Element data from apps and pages
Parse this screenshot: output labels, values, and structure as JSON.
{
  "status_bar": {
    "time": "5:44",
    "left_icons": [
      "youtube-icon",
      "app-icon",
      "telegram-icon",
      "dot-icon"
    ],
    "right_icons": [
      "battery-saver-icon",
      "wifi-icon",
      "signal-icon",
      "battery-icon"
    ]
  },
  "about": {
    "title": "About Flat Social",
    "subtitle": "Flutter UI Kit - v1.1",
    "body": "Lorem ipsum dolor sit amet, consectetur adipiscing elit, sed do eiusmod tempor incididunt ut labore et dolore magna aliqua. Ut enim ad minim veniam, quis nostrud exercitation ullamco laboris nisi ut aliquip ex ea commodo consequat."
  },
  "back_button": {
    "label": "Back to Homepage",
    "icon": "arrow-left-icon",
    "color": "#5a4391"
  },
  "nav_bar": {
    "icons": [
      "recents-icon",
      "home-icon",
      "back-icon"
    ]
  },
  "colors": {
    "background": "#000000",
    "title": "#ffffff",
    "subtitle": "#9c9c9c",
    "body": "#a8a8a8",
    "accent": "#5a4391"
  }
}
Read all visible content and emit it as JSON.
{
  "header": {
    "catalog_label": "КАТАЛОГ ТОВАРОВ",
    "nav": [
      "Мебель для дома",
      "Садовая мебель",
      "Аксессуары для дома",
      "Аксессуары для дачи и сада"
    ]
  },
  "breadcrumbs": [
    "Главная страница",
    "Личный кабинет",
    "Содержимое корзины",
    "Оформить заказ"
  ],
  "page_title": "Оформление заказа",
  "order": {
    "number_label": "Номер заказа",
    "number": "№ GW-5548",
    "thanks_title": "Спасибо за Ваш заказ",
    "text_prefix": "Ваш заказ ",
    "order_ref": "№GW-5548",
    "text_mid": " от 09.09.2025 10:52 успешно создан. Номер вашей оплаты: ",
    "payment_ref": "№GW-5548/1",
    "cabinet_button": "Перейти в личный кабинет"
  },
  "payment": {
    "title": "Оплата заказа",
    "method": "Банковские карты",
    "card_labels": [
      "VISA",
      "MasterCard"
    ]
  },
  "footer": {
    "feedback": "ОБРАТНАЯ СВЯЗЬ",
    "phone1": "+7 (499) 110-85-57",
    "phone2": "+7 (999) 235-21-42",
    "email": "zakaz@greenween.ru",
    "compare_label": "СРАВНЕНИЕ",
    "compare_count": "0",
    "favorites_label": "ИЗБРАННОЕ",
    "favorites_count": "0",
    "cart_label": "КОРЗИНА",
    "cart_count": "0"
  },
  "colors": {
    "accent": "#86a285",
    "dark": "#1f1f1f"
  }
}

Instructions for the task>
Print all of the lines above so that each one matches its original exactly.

Exercise answer>
Parse this screenshot: output labels, values, and structure as JSON.
{
  "status_bar": {
    "time": "5:44",
    "left_icons": [
      "youtube-icon",
      "app-icon",
      "telegram-icon",
      "dot-icon"
    ],
    "right_icons": [
      "battery-saver-icon",
      "wifi-icon",
      "signal-icon",
      "battery-icon"
    ]
  },
  "about": {
    "title": "About Flat Social",
    "subtitle": "Flutter UI Kit - v1.1",
    "body": "Lorem ipsum dolor sit amet, consectetur adipiscing elit, sed do eiusmod tempor incididunt ut labore et dolore magna aliqua. Ut enim ad minim veniam, quis nostrud exercitation ullamco laboris nisi ut aliquip ex ea commodo consequat."
  },
  "back_button": {
    "label": "Back to Homepage",
    "icon": "arrow-left-icon",
    "color": "#5a4391"
  },
  "nav_bar": {
    "icons": [
      "recents-icon",
      "home-icon",
      "back-icon"
    ]
  },
  "colors": {
    "background": "#000000",
    "title": "#ffffff",
    "subtitle": "#9c9c9c",
    "body": "#a8a8a8",
    "accent": "#5a4391"
  }
}
Read all visible content and emit it as JSON.
{
  "header": {
    "catalog_label": "КАТАЛОГ ТОВАРОВ",
    "nav": [
      "Мебель для дома",
      "Садовая мебель",
      "Аксессуары для дома",
      "Аксессуары для дачи и сада"
    ]
  },
  "breadcrumbs": [
    "Главная страница",
    "Личный кабинет",
    "Содержимое корзины",
    "Оформить заказ"
  ],
  "page_title": "Оформление заказа",
  "order": {
    "number_label": "Номер заказа",
    "number": "№ GW-5548",
    "thanks_title": "Спасибо за Ваш заказ",
    "text_prefix": "Ваш заказ ",
    "order_ref": "№GW-5548",
    "text_mid": " от 09.09.2025 10:52 успешно создан. Номер вашей оплаты: ",
    "payment_ref": "№GW-5548/1",
    "cabinet_button": "Перейти в личный кабинет"
  },
  "payment": {
    "title": "Оплата заказа",
    "method": "Банковские карты",
    "card_labels": [
      "VISA",
      "MasterCard"
    ]
  },
  "footer": {
    "feedback": "ОБРАТНАЯ СВЯЗЬ",
    "phone1": "+7 (499) 110-85-57",
    "phone2": "+7 (999) 235-21-42",
    "email": "zakaz@greenween.ru",
    "compare_label": "СРАВНЕНИЕ",
    "compare_count": "0",
    "favorites_label": "ИЗБРАННОЕ",
    "favorites_count": "0",
    "cart_label": "КОРЗИНА",
    "cart_count": "0"
  },
  "colors": {
    "accent": "#86a285",
    "dark": "#1f1f1f"
  }
}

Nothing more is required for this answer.